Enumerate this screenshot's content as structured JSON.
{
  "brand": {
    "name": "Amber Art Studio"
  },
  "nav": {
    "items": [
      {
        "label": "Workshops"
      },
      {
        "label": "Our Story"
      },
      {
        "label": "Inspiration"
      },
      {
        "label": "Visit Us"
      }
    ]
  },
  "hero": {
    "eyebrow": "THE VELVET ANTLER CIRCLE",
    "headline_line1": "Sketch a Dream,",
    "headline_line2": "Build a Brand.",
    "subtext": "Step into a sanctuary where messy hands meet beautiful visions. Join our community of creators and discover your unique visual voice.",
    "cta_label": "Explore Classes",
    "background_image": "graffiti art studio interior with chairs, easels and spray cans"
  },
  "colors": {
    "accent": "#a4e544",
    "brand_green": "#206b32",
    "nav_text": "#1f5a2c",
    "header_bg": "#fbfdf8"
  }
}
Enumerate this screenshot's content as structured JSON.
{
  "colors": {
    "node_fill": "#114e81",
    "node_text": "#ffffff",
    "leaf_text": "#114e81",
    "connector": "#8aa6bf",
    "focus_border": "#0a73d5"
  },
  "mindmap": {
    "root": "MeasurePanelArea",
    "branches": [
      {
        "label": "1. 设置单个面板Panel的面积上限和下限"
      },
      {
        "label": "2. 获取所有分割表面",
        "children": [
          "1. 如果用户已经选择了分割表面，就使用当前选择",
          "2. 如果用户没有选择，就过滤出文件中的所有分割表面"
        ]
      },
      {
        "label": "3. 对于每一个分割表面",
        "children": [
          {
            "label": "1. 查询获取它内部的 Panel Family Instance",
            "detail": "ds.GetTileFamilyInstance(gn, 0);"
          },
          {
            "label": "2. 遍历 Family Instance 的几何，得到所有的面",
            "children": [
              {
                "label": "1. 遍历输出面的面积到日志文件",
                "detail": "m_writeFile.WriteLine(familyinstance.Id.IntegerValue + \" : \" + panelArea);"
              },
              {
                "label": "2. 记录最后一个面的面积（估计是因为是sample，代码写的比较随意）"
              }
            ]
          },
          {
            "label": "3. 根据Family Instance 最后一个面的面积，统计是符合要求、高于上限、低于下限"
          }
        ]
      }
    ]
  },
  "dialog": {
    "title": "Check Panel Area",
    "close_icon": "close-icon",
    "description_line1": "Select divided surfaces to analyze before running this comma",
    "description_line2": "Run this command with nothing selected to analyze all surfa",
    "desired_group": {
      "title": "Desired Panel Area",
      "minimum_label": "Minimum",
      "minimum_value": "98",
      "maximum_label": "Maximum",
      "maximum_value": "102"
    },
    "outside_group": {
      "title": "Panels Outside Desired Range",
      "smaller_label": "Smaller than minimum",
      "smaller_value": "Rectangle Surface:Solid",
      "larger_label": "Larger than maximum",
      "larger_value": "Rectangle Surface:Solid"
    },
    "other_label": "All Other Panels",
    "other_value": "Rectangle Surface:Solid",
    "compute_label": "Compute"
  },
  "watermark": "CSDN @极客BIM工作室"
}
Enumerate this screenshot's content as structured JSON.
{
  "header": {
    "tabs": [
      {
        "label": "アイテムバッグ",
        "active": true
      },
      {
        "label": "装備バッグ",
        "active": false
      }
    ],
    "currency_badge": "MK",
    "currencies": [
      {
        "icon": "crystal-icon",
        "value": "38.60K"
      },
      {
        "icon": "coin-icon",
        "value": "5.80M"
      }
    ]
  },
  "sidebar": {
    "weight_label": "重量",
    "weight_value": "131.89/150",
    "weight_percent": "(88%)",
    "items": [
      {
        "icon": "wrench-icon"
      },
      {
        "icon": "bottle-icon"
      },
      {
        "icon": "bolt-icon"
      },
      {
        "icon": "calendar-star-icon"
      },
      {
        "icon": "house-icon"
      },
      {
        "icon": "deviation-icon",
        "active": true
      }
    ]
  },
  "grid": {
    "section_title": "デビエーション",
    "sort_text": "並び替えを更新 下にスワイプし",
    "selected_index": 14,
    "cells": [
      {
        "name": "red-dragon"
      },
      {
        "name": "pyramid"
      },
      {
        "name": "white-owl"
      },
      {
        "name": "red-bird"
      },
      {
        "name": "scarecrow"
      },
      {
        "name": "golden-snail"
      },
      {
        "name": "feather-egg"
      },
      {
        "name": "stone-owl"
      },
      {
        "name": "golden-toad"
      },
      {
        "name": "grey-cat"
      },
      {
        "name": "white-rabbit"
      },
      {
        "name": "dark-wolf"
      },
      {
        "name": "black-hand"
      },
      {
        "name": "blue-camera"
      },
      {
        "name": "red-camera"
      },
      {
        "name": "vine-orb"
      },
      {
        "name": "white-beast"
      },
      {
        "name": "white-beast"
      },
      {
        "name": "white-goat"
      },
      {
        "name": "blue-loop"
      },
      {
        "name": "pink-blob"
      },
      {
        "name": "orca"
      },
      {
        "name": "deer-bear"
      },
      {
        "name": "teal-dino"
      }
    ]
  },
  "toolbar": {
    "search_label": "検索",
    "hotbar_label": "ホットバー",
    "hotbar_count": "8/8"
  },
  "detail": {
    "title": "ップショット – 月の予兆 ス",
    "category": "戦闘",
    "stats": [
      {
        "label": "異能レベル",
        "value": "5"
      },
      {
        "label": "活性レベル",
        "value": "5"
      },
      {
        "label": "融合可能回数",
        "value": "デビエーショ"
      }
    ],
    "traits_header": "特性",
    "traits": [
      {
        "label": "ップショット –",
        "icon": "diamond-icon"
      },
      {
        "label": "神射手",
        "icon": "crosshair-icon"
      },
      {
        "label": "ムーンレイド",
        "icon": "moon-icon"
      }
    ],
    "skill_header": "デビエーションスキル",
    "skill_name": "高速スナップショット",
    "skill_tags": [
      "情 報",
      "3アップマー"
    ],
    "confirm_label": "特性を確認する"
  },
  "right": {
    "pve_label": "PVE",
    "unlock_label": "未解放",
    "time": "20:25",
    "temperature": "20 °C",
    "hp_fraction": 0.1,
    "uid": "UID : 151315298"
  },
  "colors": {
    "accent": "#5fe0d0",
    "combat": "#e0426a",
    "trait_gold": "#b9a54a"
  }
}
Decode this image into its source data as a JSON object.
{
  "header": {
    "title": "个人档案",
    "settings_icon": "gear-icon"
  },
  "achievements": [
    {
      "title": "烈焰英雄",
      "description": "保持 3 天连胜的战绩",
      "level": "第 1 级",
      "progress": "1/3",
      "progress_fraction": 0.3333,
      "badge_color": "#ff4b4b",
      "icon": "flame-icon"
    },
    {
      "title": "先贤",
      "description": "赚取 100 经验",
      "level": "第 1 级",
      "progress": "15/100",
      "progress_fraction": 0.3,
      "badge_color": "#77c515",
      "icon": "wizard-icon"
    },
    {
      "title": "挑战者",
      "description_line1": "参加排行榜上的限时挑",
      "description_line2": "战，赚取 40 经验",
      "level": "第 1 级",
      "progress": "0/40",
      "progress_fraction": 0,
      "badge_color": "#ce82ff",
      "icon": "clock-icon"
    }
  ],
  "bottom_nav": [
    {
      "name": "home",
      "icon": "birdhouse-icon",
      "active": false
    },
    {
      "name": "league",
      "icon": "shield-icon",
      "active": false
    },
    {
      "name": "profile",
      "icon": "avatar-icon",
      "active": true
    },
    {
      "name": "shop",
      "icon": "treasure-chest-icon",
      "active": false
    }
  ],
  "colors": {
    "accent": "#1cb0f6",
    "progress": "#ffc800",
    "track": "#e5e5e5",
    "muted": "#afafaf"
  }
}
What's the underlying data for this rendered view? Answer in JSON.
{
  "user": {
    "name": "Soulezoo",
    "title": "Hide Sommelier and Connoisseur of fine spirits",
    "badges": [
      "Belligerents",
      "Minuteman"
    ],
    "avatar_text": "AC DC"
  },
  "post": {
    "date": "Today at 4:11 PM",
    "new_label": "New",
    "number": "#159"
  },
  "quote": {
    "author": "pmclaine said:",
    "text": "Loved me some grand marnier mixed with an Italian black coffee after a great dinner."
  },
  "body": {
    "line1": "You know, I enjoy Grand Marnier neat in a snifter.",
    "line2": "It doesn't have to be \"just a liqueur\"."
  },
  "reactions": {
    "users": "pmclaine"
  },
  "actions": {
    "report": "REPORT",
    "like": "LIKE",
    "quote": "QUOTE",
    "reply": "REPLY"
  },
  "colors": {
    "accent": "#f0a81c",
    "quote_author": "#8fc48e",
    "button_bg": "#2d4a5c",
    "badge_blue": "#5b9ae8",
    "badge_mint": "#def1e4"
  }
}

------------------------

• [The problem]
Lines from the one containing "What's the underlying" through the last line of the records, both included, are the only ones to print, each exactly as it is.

• [Exercise result]
What's the underlying data for this rendered view? Answer in JSON.
{
  "user": {
    "name": "Soulezoo",
    "title": "Hide Sommelier and Connoisseur of fine spirits",
    "badges": [
      "Belligerents",
      "Minuteman"
    ],
    "avatar_text": "AC DC"
  },
  "post": {
    "date": "Today at 4:11 PM",
    "new_label": "New",
    "number": "#159"
  },
  "quote": {
    "author": "pmclaine said:",
    "text": "Loved me some grand marnier mixed with an Italian black coffee after a great dinner."
  },
  "body": {
    "line1": "You know, I enjoy Grand Marnier neat in a snifter.",
    "line2": "It doesn't have to be \"just a liqueur\"."
  },
  "reactions": {
    "users": "pmclaine"
  },
  "actions": {
    "report": "REPORT",
    "like": "LIKE",
    "quote": "QUOTE",
    "reply": "REPLY"
  },
  "colors": {
    "accent": "#f0a81c",
    "quote_author": "#8fc48e",
    "button_bg": "#2d4a5c",
    "badge_blue": "#5b9ae8",
    "badge_mint": "#def1e4"
  }
}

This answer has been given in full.